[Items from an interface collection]
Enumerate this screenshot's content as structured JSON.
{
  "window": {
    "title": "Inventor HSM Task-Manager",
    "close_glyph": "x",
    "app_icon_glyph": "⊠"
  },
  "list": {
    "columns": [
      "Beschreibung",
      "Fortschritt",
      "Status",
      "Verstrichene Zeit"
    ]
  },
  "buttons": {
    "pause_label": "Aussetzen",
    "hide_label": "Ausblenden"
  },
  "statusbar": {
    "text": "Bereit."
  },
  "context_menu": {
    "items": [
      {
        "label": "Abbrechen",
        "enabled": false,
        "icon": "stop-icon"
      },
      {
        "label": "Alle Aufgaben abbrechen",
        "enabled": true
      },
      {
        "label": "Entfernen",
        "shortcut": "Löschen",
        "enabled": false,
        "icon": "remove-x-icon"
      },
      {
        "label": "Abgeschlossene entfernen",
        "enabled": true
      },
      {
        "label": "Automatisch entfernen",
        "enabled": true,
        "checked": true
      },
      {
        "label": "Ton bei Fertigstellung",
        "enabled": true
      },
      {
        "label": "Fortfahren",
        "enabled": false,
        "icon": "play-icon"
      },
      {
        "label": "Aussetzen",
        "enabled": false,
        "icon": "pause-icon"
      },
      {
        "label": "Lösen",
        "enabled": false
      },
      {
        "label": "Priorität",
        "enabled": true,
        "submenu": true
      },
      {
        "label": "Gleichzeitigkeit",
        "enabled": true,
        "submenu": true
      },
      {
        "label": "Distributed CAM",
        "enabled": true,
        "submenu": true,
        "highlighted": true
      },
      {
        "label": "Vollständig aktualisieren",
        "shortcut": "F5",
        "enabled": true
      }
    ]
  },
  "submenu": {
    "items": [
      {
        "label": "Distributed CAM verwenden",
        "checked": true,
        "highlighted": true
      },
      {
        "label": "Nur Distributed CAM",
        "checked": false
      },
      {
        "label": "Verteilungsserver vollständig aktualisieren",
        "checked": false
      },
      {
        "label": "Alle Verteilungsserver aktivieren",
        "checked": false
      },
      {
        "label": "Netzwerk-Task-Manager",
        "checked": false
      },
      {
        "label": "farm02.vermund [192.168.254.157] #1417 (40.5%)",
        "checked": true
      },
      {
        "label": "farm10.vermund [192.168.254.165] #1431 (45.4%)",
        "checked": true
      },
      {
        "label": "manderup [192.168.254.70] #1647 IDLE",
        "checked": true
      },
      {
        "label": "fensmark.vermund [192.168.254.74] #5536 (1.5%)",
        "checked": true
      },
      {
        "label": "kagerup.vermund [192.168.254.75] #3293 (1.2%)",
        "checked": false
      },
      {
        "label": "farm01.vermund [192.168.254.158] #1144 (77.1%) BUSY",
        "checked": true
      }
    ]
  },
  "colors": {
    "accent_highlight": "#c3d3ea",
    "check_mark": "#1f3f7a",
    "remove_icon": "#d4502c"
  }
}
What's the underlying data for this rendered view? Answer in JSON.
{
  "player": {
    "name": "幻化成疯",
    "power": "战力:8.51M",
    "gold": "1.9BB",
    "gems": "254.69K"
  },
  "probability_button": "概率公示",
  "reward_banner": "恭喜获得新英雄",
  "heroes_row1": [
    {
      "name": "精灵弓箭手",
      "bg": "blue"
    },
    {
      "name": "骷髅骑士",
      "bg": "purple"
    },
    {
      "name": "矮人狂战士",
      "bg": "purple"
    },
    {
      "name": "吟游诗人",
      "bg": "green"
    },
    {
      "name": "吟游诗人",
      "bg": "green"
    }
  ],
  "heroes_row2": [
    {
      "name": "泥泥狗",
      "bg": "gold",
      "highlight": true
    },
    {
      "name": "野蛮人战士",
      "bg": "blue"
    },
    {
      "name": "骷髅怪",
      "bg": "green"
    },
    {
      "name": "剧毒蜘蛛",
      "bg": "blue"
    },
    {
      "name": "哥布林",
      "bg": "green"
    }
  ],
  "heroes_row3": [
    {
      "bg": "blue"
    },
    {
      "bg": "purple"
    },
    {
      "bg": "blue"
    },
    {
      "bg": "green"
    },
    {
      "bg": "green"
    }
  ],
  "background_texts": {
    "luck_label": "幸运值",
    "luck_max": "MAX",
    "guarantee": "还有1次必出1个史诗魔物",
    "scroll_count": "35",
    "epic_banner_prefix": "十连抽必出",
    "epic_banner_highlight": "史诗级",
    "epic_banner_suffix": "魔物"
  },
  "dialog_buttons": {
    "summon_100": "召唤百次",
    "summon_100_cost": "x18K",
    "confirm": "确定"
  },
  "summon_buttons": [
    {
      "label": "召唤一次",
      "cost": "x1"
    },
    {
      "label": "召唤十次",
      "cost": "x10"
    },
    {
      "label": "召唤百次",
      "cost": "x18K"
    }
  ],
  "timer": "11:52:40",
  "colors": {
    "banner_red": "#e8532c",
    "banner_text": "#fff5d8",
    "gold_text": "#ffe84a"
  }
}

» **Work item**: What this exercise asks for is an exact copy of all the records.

» **Answer space**:
Enumerate this screenshot's content as structured JSON.
{
  "window": {
    "title": "Inventor HSM Task-Manager",
    "close_glyph": "x",
    "app_icon_glyph": "⊠"
  },
  "list": {
    "columns": [
      "Beschreibung",
      "Fortschritt",
      "Status",
      "Verstrichene Zeit"
    ]
  },
  "buttons": {
    "pause_label": "Aussetzen",
    "hide_label": "Ausblenden"
  },
  "statusbar": {
    "text": "Bereit."
  },
  "context_menu": {
    "items": [
      {
        "label": "Abbrechen",
        "enabled": false,
        "icon": "stop-icon"
      },
      {
        "label": "Alle Aufgaben abbrechen",
        "enabled": true
      },
      {
        "label": "Entfernen",
        "shortcut": "Löschen",
        "enabled": false,
        "icon": "remove-x-icon"
      },
      {
        "label": "Abgeschlossene entfernen",
        "enabled": true
      },
      {
        "label": "Automatisch entfernen",
        "enabled": true,
        "checked": true
      },
      {
        "label": "Ton bei Fertigstellung",
        "enabled": true
      },
      {
        "label": "Fortfahren",
        "enabled": false,
        "icon": "play-icon"
      },
      {
        "label": "Aussetzen",
        "enabled": false,
        "icon": "pause-icon"
      },
      {
        "label": "Lösen",
        "enabled": false
      },
      {
        "label": "Priorität",
        "enabled": true,
        "submenu": true
      },
      {
        "label": "Gleichzeitigkeit",
        "enabled": true,
        "submenu": true
      },
      {
        "label": "Distributed CAM",
        "enabled": true,
        "submenu": true,
        "highlighted": true
      },
      {
        "label": "Vollständig aktualisieren",
        "shortcut": "F5",
        "enabled": true
      }
    ]
  },
  "submenu": {
    "items": [
      {
        "label": "Distributed CAM verwenden",
        "checked": true,
        "highlighted": true
      },
      {
        "label": "Nur Distributed CAM",
        "checked": false
      },
      {
        "label": "Verteilungsserver vollständig aktualisieren",
        "checked": false
      },
      {
        "label": "Alle Verteilungsserver aktivieren",
        "checked": false
      },
      {
        "label": "Netzwerk-Task-Manager",
        "checked": false
      },
      {
        "label": "farm02.vermund [192.168.254.157] #1417 (40.5%)",
        "checked": true
      },
      {
        "label": "farm10.vermund [192.168.254.165] #1431 (45.4%)",
        "checked": true
      },
      {
        "label": "manderup [192.168.254.70] #1647 IDLE",
        "checked": true
      },
      {
        "label": "fensmark.vermund [192.168.254.74] #5536 (1.5%)",
        "checked": true
      },
      {
        "label": "kagerup.vermund [192.168.254.75] #3293 (1.2%)",
        "checked": false
      },
      {
        "label": "farm01.vermund [192.168.254.158] #1144 (77.1%) BUSY",
        "checked": true
      }
    ]
  },
  "colors": {
    "accent_highlight": "#c3d3ea",
    "check_mark": "#1f3f7a",
    "remove_icon": "#d4502c"
  }
}
What's the underlying data for this rendered view? Answer in JSON.
{
  "player": {
    "name": "幻化成疯",
    "power": "战力:8.51M",
    "gold": "1.9BB",
    "gems": "254.69K"
  },
  "probability_button": "概率公示",
  "reward_banner": "恭喜获得新英雄",
  "heroes_row1": [
    {
      "name": "精灵弓箭手",
      "bg": "blue"
    },
    {
      "name": "骷髅骑士",
      "bg": "purple"
    },
    {
      "name": "矮人狂战士",
      "bg": "purple"
    },
    {
      "name": "吟游诗人",
      "bg": "green"
    },
    {
      "name": "吟游诗人",
      "bg": "green"
    }
  ],
  "heroes_row2": [
    {
      "name": "泥泥狗",
      "bg": "gold",
      "highlight": true
    },
    {
      "name": "野蛮人战士",
      "bg": "blue"
    },
    {
      "name": "骷髅怪",
      "bg": "green"
    },
    {
      "name": "剧毒蜘蛛",
      "bg": "blue"
    },
    {
      "name": "哥布林",
      "bg": "green"
    }
  ],
  "heroes_row3": [
    {
      "bg": "blue"
    },
    {
      "bg": "purple"
    },
    {
      "bg": "blue"
    },
    {
      "bg": "green"
    },
    {
      "bg": "green"
    }
  ],
  "background_texts": {
    "luck_label": "幸运值",
    "luck_max": "MAX",
    "guarantee": "还有1次必出1个史诗魔物",
    "scroll_count": "35",
    "epic_banner_prefix": "十连抽必出",
    "epic_banner_highlight": "史诗级",
    "epic_banner_suffix": "魔物"
  },
  "dialog_buttons": {
    "summon_100": "召唤百次",
    "summon_100_cost": "x18K",
    "confirm": "确定"
  },
  "summon_buttons": [
    {
      "label": "召唤一次",
      "cost": "x1"
    },
    {
      "label": "召唤十次",
      "cost": "x10"
    },
    {
      "label": "召唤百次",
      "cost": "x18K"
    }
  ],
  "timer": "11:52:40",
  "colors": {
    "banner_red": "#e8532c",
    "banner_text": "#fff5d8",
    "gold_text": "#ffe84a"
  }
}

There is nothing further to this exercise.